Over the last several years, possession of marijuana has become decriminalized in North Carolina. Many police officers in Charlotte, Huntersville, Cornelius, Davidson, and the Lake Norman area have been advised to issue citations for possession of marijuana as opposed to making an arrest. Either way, if you are charged with misdemeanor possession of marijuana, it may have a serious impact on your life. While you may not be facing time in jail, you may lose your job or be expelled from school.
If you have been charged with possession of marijuana in Mecklenburg County, it is highly recommended that you hire a criminal attorney to provide you with legal advice and represent you in court. Often times, especially for first time offenders, a criminal defense attorney is able to negotiate your charge and obtain a dismissal in exchange for you completing a drug education class.
After your matter has been resolved, and depending on the outcome of your charge, a criminal lawyer is able to process an expunction for you. An expunction removes all record of the charge from your criminal records. Potential employers and schools won’t have to find out about your marijuana charge.
If you have been charged with possession of marijuana in Huntersville NC, or the Charlotte NC area, contact Adkins Law for a free consultation. If we are unable to provide you with the legal advice that you need, we will find you the best criminal lawyer possible and put you in touch with them.

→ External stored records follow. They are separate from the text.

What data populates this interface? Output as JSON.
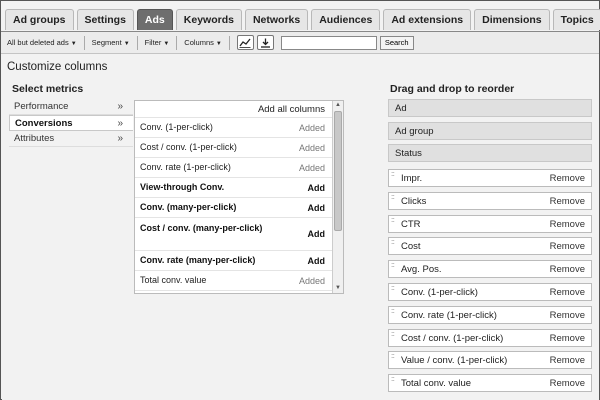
{
  "tabs": [
    {
      "label": "Ad groups",
      "active": false
    },
    {
      "label": "Settings",
      "active": false
    },
    {
      "label": "Ads",
      "active": true
    },
    {
      "label": "Keywords",
      "active": false
    },
    {
      "label": "Networks",
      "active": false
    },
    {
      "label": "Audiences",
      "active": false
    },
    {
      "label": "Ad extensions",
      "active": false
    },
    {
      "label": "Dimensions",
      "active": false
    },
    {
      "label": "Topics",
      "active": false
    }
  ],
  "toolbar": {
    "filter_status": "All but deleted ads",
    "segment": "Segment",
    "filter": "Filter",
    "columns": "Columns",
    "search_placeholder": "",
    "search_button": "Search"
  },
  "page_title": "Customize columns",
  "select_metrics": {
    "title": "Select metrics",
    "categories": [
      {
        "label": "Performance",
        "active": false
      },
      {
        "label": "Conversions",
        "active": true
      },
      {
        "label": "Attributes",
        "active": false
      }
    ],
    "add_all_label": "Add all columns",
    "metrics": [
      {
        "name": "Conv. (1-per-click)",
        "status": "Added"
      },
      {
        "name": "Cost / conv. (1-per-click)",
        "status": "Added"
      },
      {
        "name": "Conv. rate (1-per-click)",
        "status": "Added"
      },
      {
        "name": "View-through Conv.",
        "status": "Add"
      },
      {
        "name": "Conv. (many-per-click)",
        "status": "Add"
      },
      {
        "name": "Cost / conv. (many-per-click)",
        "status": "Add"
      },
      {
        "name": "Conv. rate (many-per-click)",
        "status": "Add"
      },
      {
        "name": "Total conv. value",
        "status": "Added"
      }
    ]
  },
  "reorder": {
    "title": "Drag and drop to reorder",
    "fixed_columns": [
      "Ad",
      "Ad group",
      "Status"
    ],
    "remove_label": "Remove",
    "columns": [
      "Impr.",
      "Clicks",
      "CTR",
      "Cost",
      "Avg. Pos.",
      "Conv. (1-per-click)",
      "Conv. rate (1-per-click)",
      "Cost / conv. (1-per-click)",
      "Value / conv. (1-per-click)",
      "Total conv. value"
    ]
  },
  "icons": {
    "tab_more": "chevron-down-icon",
    "chart": "line-chart-icon",
    "download": "download-icon",
    "category_arrow": "double-chevron-right-icon",
    "drag_handle": "drag-handle-icon"
  },
  "colors": {
    "active_tab": "#6e6e6e",
    "panel_bg": "#f2f2f2",
    "fixed_column_bg": "#e0e0e0"
  }
}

Adkins Law PLLC is located in Huntersville NC and primarily serves Huntersville, Cornelius, Davidson, Charlotte, Denver, Mecklenburg County, Iredell County, Gaston County, Cabarrus County, and the Lake Norman area. Attorney Christopher Adkins is a former Charlotte-Mecklenburg Police Department (CMPD) police officer who has made hundreds of arrests specifically involving possession of marijuana and has issued several hundred citations specifically for possession of marijuana. Attorney Christopher Adkins knows exactly how law enforcement officers build their cases against you and exactly how to best defend you.